The issues of binge drinking and the drinking age continue to be hot topics on college campuses as the fall semester moves forward. [CR] President John McCardell was in Maine this week for a debate at Colby College – for Thursday night’s event, he debated David Rosenbloom, President of the National Center for Addiction and Substance Abuse. In a few weeks, he’ll travel south for an event at the University of Kentucky – we’ll keep you posted on those details as the date approaches. For now, here’s the latest roundup of major headlines and news items:
Stories this week:
Lawmakers in Puerto Rico, where the legal drinking age is 18, have voted to adopt one of the lowest legal limits for drunk driving in the world. The House of Representatives voted to lower the blood alcohol limit from .08 to .02 – far lower than any U.S. state, and equal to the limit in Sweden, which has enforced a .02 limit since 1990. One local lawmaker commented that he thought the change was too strict, and would rather see Puerto Rico raise its drinking age to 21. What are your thoughts on the change?
If you missed Kevin Kittredge’s latest piece in the Roanoke Times detailing the way Legal Age 21 has driven social life off campus at many Virginia colleges, you can check it out here.
Tyler Machado, a contributor to the Naked Opinion journal at Saint Michael’s College, offered his take on [CR]’s Get REAL campaign and the drinking culture on campus in the latest issue, arguing,
“The simple truth is that current alcohol policies at St. Michael’s have done nothing to curb alcohol abuse on this campus. Even with the looming threats of being sent to ACT1 for a night or banished to Senior Hall for a weekend, unhealthy binge drinking still happens among students, underage and of legal age alike. In reality, current alcohol policies encourage underage students to drink highly alcoholic drinks as fast as possible so that security/police/Student Life won’t find anything to bust them for. This, of course, is also the most dangerous way to drink and contributes to most of the alcohol problems on this campus.”
The Albany Times Union publishes a blog for high school journalists in its education section, and this week, Jennifer Korszun tackled the issue of the drinking age. She argued that Legal Age 21 has created an unsafe environment for young adults: “Prohibiting teens from drinking in public only forces them to drink in environments without supervision and increases the chances of binge drinking. Drinking in moderation forces maturity upon people.” What are your thoughts on her column?
In other news…
A three-judge panel of the 4th U.S. Circuit Court of Appeals will hear oral arguments today in a case dealing with alcohol advertising in college newspapers. Under current law, Virginia’s Department of Alcoholic Beverage Control bans all alcohol advertisements in student newspapers. In 2007, the student newspapers at the University of Virginia and Virginia Tech sued to reverse the ban, arguing that it infringes on their free speech rights.

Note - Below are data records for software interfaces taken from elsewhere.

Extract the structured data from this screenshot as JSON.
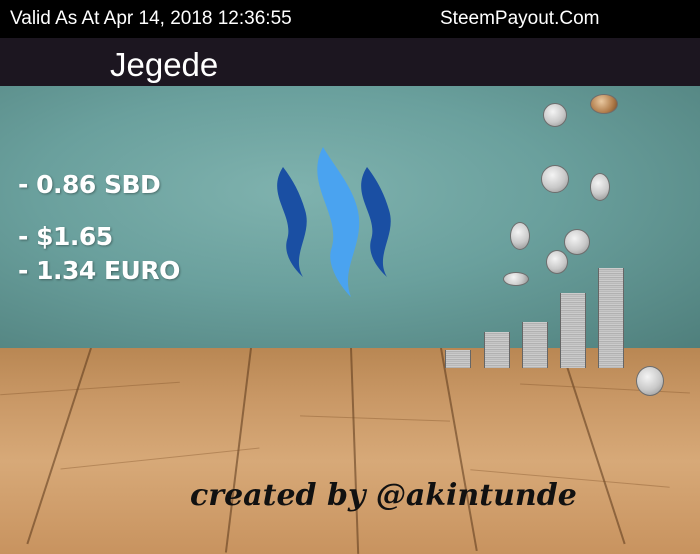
{
  "header": {
    "valid_text": "Valid As At Apr 14, 2018 12:36:55",
    "site": "SteemPayout.Com"
  },
  "user": {
    "name": "Jegede"
  },
  "payout": {
    "sbd": "- 0.86 SBD",
    "usd": "- $1.65",
    "euro": "- 1.34 EURO"
  },
  "credit": "created by @akintunde",
  "colors": {
    "steem_dark": "#1a4fa3",
    "steem_light": "#4aa3f0"
  }
}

A local magistrate overturned the ban, and the state Attorney General’s office appealed the decision.
The Cornell Daily Sun published another article this week outlining the immediate effects of Legal Age 21 on Cornell students after the drinking age was increased to 21 in New York back in 1985. Writer Jasmine Marcus included a comment from state Senator Suzi Oppenheimer, who indicated the federal highway funding penalty forced her vote: “I’m against it, but I voted for it. You can’t ignore millions of dollars in federal highway funds. But it’s a bad law. It breeds disrespect for the law. The youngsters will continue to drink. It’s just another law that will be ignored.”
Join Together announced this week that the National Institute on Alcohol Abuse and Alcoholism has published its latest update to the Alcohol Policy Information System, an online database of state-by-state alcohol policies. Check out the announcement to read about the 22 state-level changes instituted in the year ending January 1, 2009.
Did we miss something in this week’s update? Let us know in the comments.